A newspaper reports that Republican leaders John McKinney and Larry Cafero, both of whom have professed interest in running for governor, are once again being shut out of budget negotiations by Governor Dannel Malloy.
This is getting to be a habit.
During Mr. Malloy’s first budget -- By the way, has Mr. Malloy’s budget EVER been in balance? – the governor unceremoniously showed the door to Republicans.
Mr. Malloy brought Republicans back to the table on two occasions: during a special session, when Mr. Malloy needed some help balancing his chronically out of balance budget, and during negotiations on a gun restriction bill following the mass murders in Sandy Hook.
On both occasions, Mr. Malloy and accommodating Republicans were praised by left of center commentators in the media for their show of bipartisanship. Here in Connecticut, it was said, bipartisanship was much in the air, and it was hinted that the U.S. Congress, deep in the mire of partisan deadlock, certainly could take a lesson from a state in which both parties came together to settle a budget deficit and pass the most restrictive gun regulations in the nation.

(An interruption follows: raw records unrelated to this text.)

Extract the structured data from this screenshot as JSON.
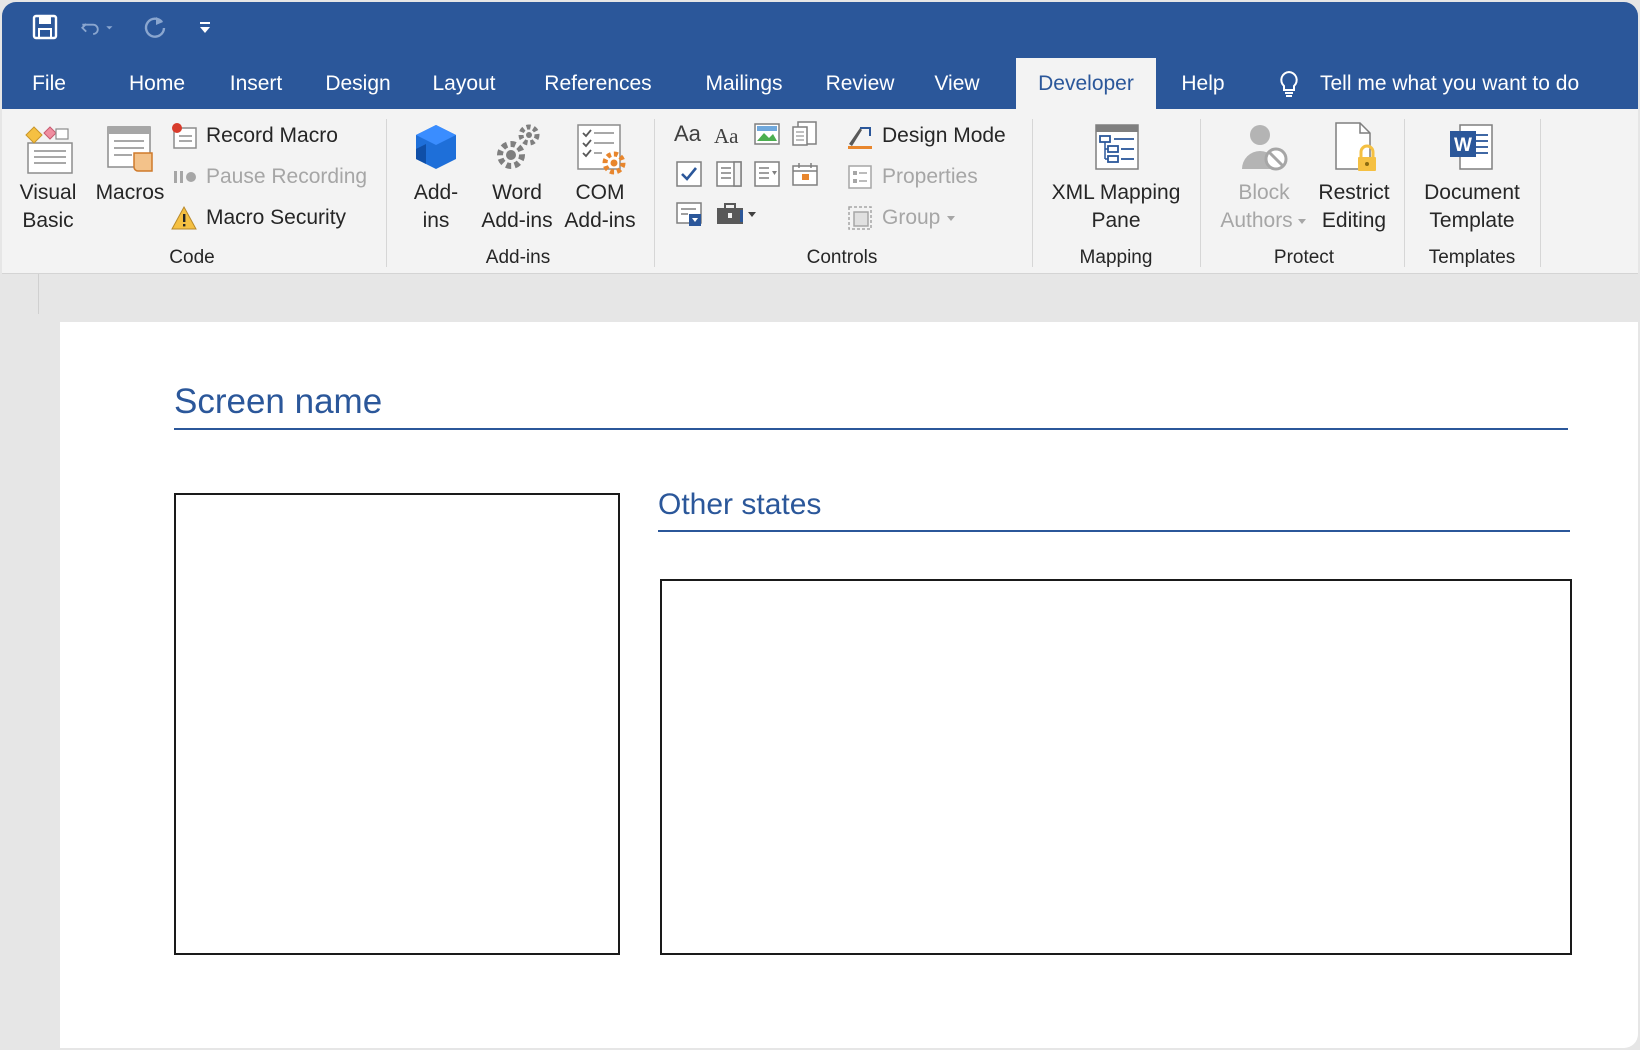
{
  "quick_access": {
    "save_icon": "save-icon",
    "undo_icon": "undo-icon",
    "redo_icon": "redo-icon",
    "customize_icon": "customize-qat-icon"
  },
  "tabs": [
    {
      "label": "File"
    },
    {
      "label": "Home"
    },
    {
      "label": "Insert"
    },
    {
      "label": "Design"
    },
    {
      "label": "Layout"
    },
    {
      "label": "References"
    },
    {
      "label": "Mailings"
    },
    {
      "label": "Review"
    },
    {
      "label": "View"
    },
    {
      "label": "Developer"
    },
    {
      "label": "Help"
    }
  ],
  "active_tab": "Developer",
  "tell_me": "Tell me what you want to do",
  "ribbon": {
    "code": {
      "label": "Code",
      "visual_basic": [
        "Visual",
        "Basic"
      ],
      "macros": "Macros",
      "record_macro": "Record Macro",
      "pause_recording": "Pause Recording",
      "macro_security": "Macro Security"
    },
    "addins": {
      "label": "Add-ins",
      "addins": [
        "Add-",
        "ins"
      ],
      "word_addins": [
        "Word",
        "Add-ins"
      ],
      "com_addins": [
        "COM",
        "Add-ins"
      ]
    },
    "controls": {
      "label": "Controls",
      "design_mode": "Design Mode",
      "properties": "Properties",
      "group": "Group",
      "rich_text": "Aa",
      "plain_text": "Aa"
    },
    "mapping": {
      "label": "Mapping",
      "xml_mapping": [
        "XML Mapping",
        "Pane"
      ]
    },
    "protect": {
      "label": "Protect",
      "block_authors": [
        "Block",
        "Authors"
      ],
      "restrict_editing": [
        "Restrict",
        "Editing"
      ]
    },
    "templates": {
      "label": "Templates",
      "document_template": [
        "Document",
        "Template"
      ]
    }
  },
  "document": {
    "heading": "Screen name",
    "subheading": "Other states"
  },
  "colors": {
    "brand": "#2b579a",
    "ribbon_bg": "#f3f3f3",
    "disabled": "#a6a6a6"
  }
}
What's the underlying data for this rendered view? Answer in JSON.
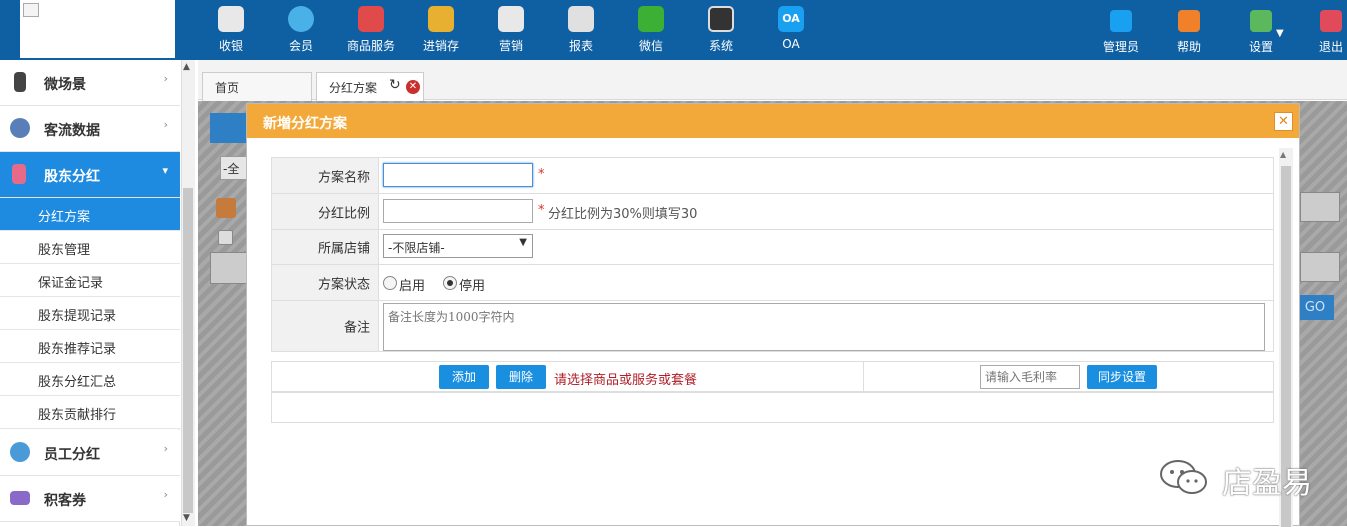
{
  "topnav": [
    {
      "label": "收银",
      "icon": "cashier-icon",
      "color": "#e8e8e8"
    },
    {
      "label": "会员",
      "icon": "member-icon",
      "color": "#4ab0e8"
    },
    {
      "label": "商品服务",
      "icon": "product-icon",
      "color": "#e04a4a"
    },
    {
      "label": "进销存",
      "icon": "inventory-icon",
      "color": "#e8b030"
    },
    {
      "label": "营销",
      "icon": "megaphone-icon",
      "color": "#e8e8e8"
    },
    {
      "label": "报表",
      "icon": "report-icon",
      "color": "#e8e8e8"
    },
    {
      "label": "微信",
      "icon": "wechat-icon",
      "color": "#3cb034"
    },
    {
      "label": "系统",
      "icon": "monitor-icon",
      "color": "#333333"
    },
    {
      "label": "OA",
      "icon": "oa-icon",
      "color": "#1aa0f0"
    }
  ],
  "topright": [
    {
      "label": "管理员",
      "icon": "admin-icon",
      "color": "#1aa0f0"
    },
    {
      "label": "帮助",
      "icon": "help-icon",
      "color": "#f0802a"
    },
    {
      "label": "设置",
      "icon": "settings-icon",
      "color": "#5cb85c"
    },
    {
      "label": "退出",
      "icon": "logout-icon",
      "color": "#e04a5a"
    }
  ],
  "sidebar": {
    "menus": [
      {
        "label": "微场景",
        "icon": "phone-icon",
        "color": "#444444"
      },
      {
        "label": "客流数据",
        "icon": "eye-icon",
        "color": "#5a7fb8"
      },
      {
        "label": "股东分红",
        "icon": "document-icon",
        "color": "#e86a8a"
      },
      {
        "label": "员工分红",
        "icon": "person-icon",
        "color": "#4a9ad8"
      },
      {
        "label": "积客券",
        "icon": "coupon-icon",
        "color": "#8a6ac8"
      }
    ],
    "submenu": [
      "分红方案",
      "股东管理",
      "保证金记录",
      "股东提现记录",
      "股东推荐记录",
      "股东分红汇总",
      "股东贡献排行"
    ]
  },
  "tabs": {
    "home": "首页",
    "active": "分红方案"
  },
  "background": {
    "select_text": "-全",
    "go_label": "GO"
  },
  "modal": {
    "title": "新増分红方案",
    "fields": {
      "name_label": "方案名称",
      "ratio_label": "分红比例",
      "ratio_hint": "分红比例为30%则填写30",
      "store_label": "所属店铺",
      "store_value": "-不限店铺-",
      "status_label": "方案状态",
      "status_enable": "启用",
      "status_disable": "停用",
      "status_selected": "停用",
      "remark_label": "备注",
      "remark_placeholder": "备注长度为1000字符内",
      "required_mark": "*"
    },
    "actions": {
      "add": "添加",
      "delete": "删除",
      "warning": "请选择商品或服务或套餐",
      "margin_placeholder": "请输入毛利率",
      "sync": "同步设置"
    }
  },
  "watermark": "店盈易"
}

Republican players both times were happy to play. Now, as the General Assembly begins to tinker with Mr. Malloy’s second budget, Republicans once again find themselves sent to Coventry.

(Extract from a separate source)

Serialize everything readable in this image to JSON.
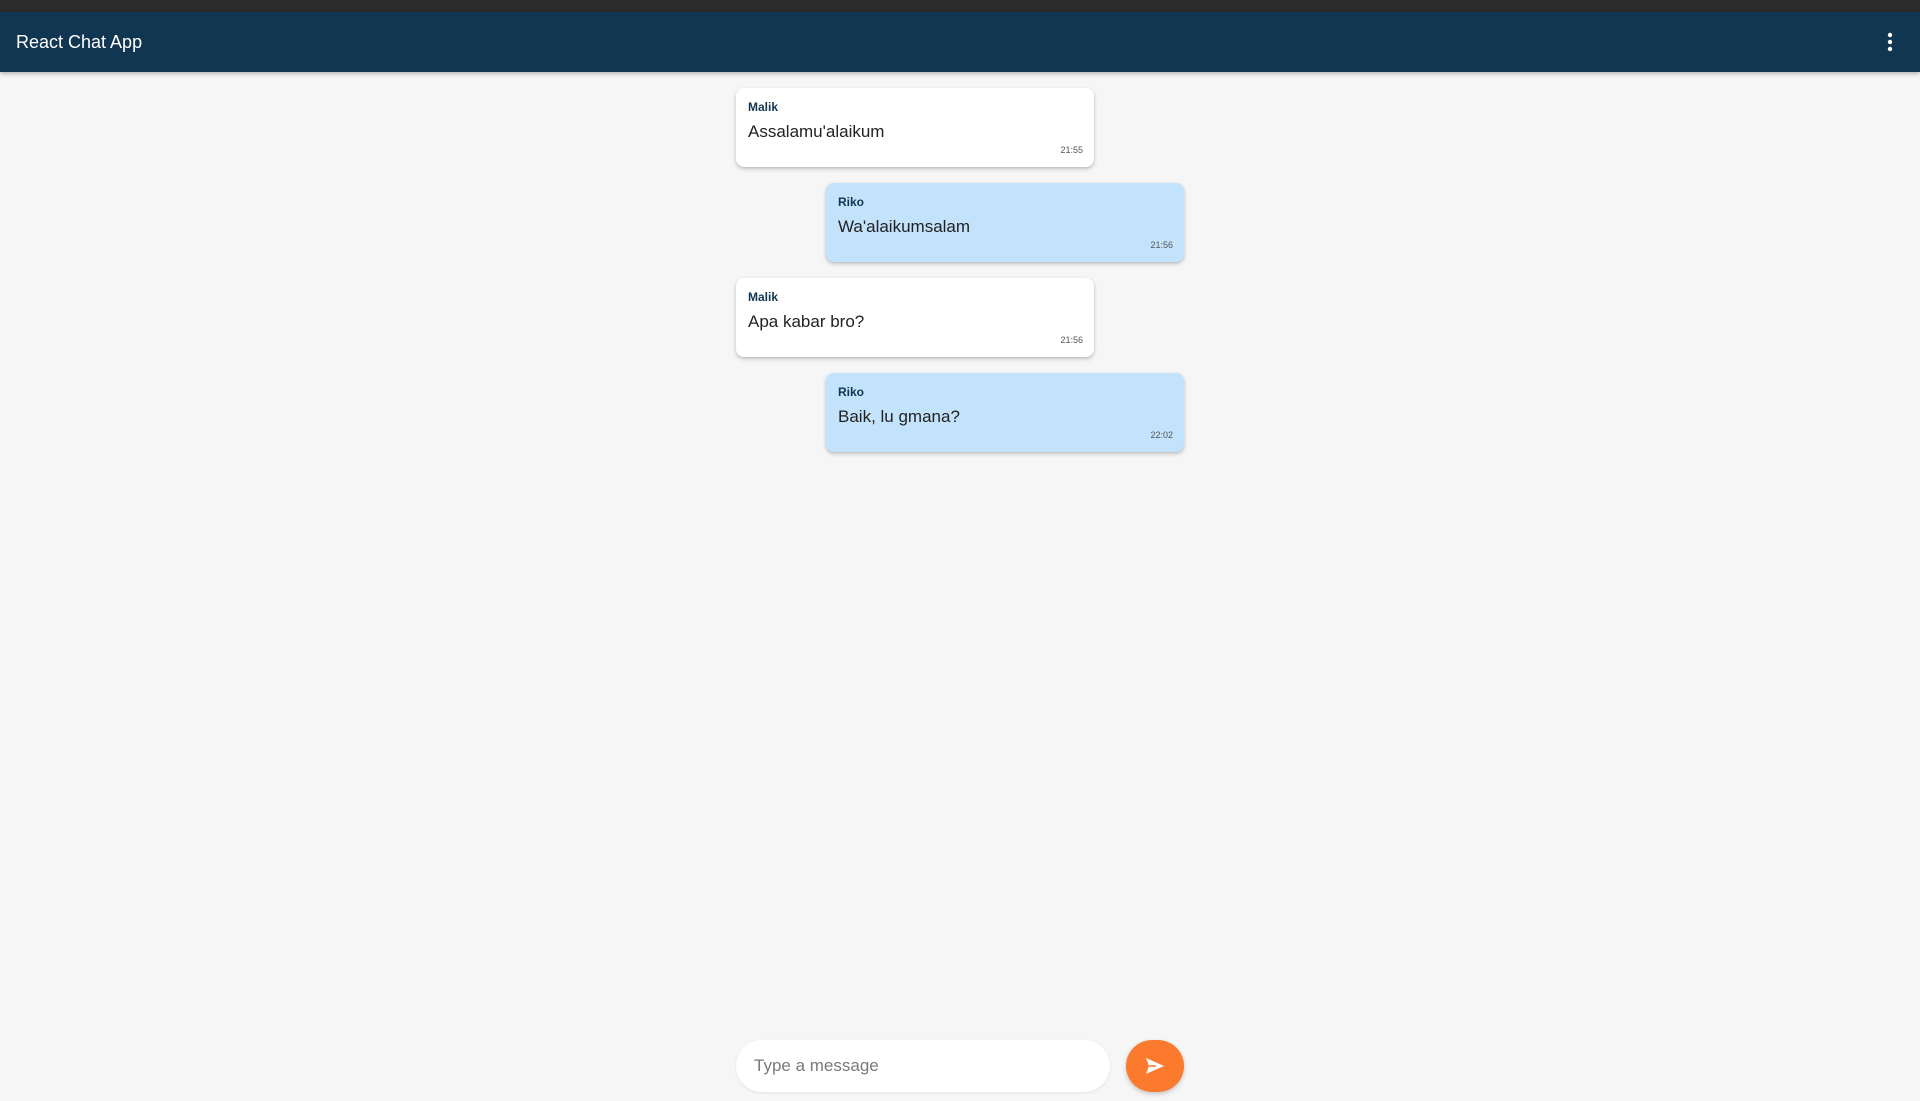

The exile of Republicans to Coventry, where they will be expected to bide their time in prayer and holy silence, does not bode well for the state. It means that Mr. Malloy and his confederates – most importantly state unions, who made out like proverbial bandits the last time Republicans were frozen out of budget negotiations – will be unobstructed in shaping their second biennial budget.
The shape of Mr. Malloy’s second budget may be deduced from his first. On that occasion, it should be recalled, Democratic leaders in the General Assembly pre-approved Mr. Malloy’s budget prior to his negotiations with SEBAC, an organization of unions authorized to negotiate contracts with the state. One commentator wrote that leaders in the Democratic dominated General Assembly conferred upon the governor plenipotentiary powers to negotiate contracts that would impact the budget nine years out.

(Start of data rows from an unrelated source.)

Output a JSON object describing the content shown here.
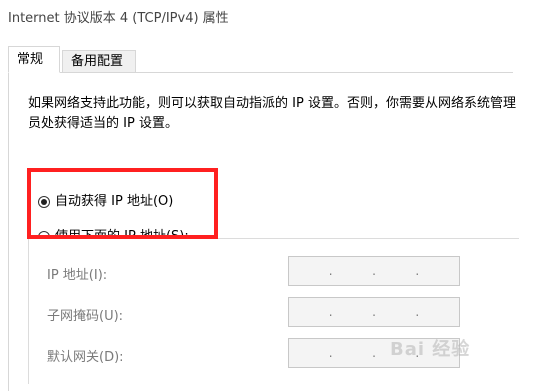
{
  "window": {
    "title": "Internet 协议版本 4 (TCP/IPv4) 属性"
  },
  "tabs": [
    {
      "label": "常规"
    },
    {
      "label": "备用配置"
    }
  ],
  "description": "如果网络支持此功能，则可以获取自动指派的 IP 设置。否则，你需要从网络系统管理员处获得适当的 IP 设置。",
  "options": {
    "auto": {
      "label": "自动获得 IP 地址(O)",
      "checked": true
    },
    "manual": {
      "label": "使用下面的 IP 地址(S):",
      "checked": false
    }
  },
  "fields": [
    {
      "label": "IP 地址(I):",
      "value": ". . ."
    },
    {
      "label": "子网掩码(U):",
      "value": ". . ."
    },
    {
      "label": "默认网关(D):",
      "value": ". . ."
    }
  ],
  "watermark": "Bai 经验",
  "colors": {
    "highlight": "#ff2020",
    "disabled_text": "#7a7a7a"
  }
}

The negotiations were messy but profitable in the end for unions. The “savings” in Mr. Malloy’s first budget were amorphous, the tax increases painful. Progressive Democrats were tolerably satisfied with Mr. Malloy’s first budget. The tax increases, job investment money removed from the private sector and delivered to government coffers, gave crony capitalist progressives enough funds to “invest” in enterprises that in the future would pay out dividends, in the form of votes and political contributions, to Democrats. Frozen out of the process, Republicans were free to assail a budget that had no Republican fingerprints on it.
A fairly comprehensive review of Mr. Malloy’s second budget by CTMirror is riven with doubts and fears. One always snaps to when one happens upon a budget review entitled “Promises, Gimmicks and a Historic Shortfall.”
After imposing on the state the largest tax increase in its history, Mr. Malloy made a firm vow to forego further tax increases.
“With a gap of $1.2 billion projected for the fiscal year that starts in July,” CTMirror advises, “Malloy not only is seeking more sacrifices, but he's also turning to taxes and some of the gimmicks he swore off of two years ago.”
The gimmicks include an extension of expiring tax increases on businesses and power plants, a reduction of tax credits for working poor families, funding cuts to colleges and universities at a time when higher education continues to increase tuition and fees, deep cuts both to hospitals and health coverage for thousands of low-income adults, a raid on the transportation fund and, that old standby, borrowing hundreds of millions of dollars to pay ongoing bills -- all this from an administration that boosted taxes considerably while it publically scorned prior administrations for resorting to discreditable methods in balancing budgets.
It does not help at all that the national economy continues to founder under the ministrations of Barack Obama, the most progressive president in modern history. Had Mr. Obama concentrated during his first term in office on rebuilding the shattered mortgage market, the American economy would have surged forward. But instead, Mr. Obama grasped for a national health care brass ring first proposed in the 1912 national election by the father of the modern progressive movement, Teddy Roosevelt. Obamacare, payment for which has now come due, is but a baby step on the road to nationalized health care. Should anyone care to preview the final product, a Veteran Administration hospital is on view in Rocky Hill, Connecticut.
In a high tax, over regulated, foundering economy, tax receipts simply dry up. Investments in the private economy also dry up as investors, hampered by excessive regulation and punishing taxes, hoard their dollars waiting for relief from a redistributionist minded government.
The late Maggie Thatcher, Prime Minister of Britain, use to say that “the problem with socialism is that, sooner or later, you run out of other people’s money.” The government of Connecticut – yet a far cry from the socialist utopia envisioned by Eugene Debs, the Socialist candidate for president in 1912– is running out of the money its governor hopes to be able to “invest” in crony capitalist enterprises that mollify the state’s clamorous left of center interests.
It’s a problem.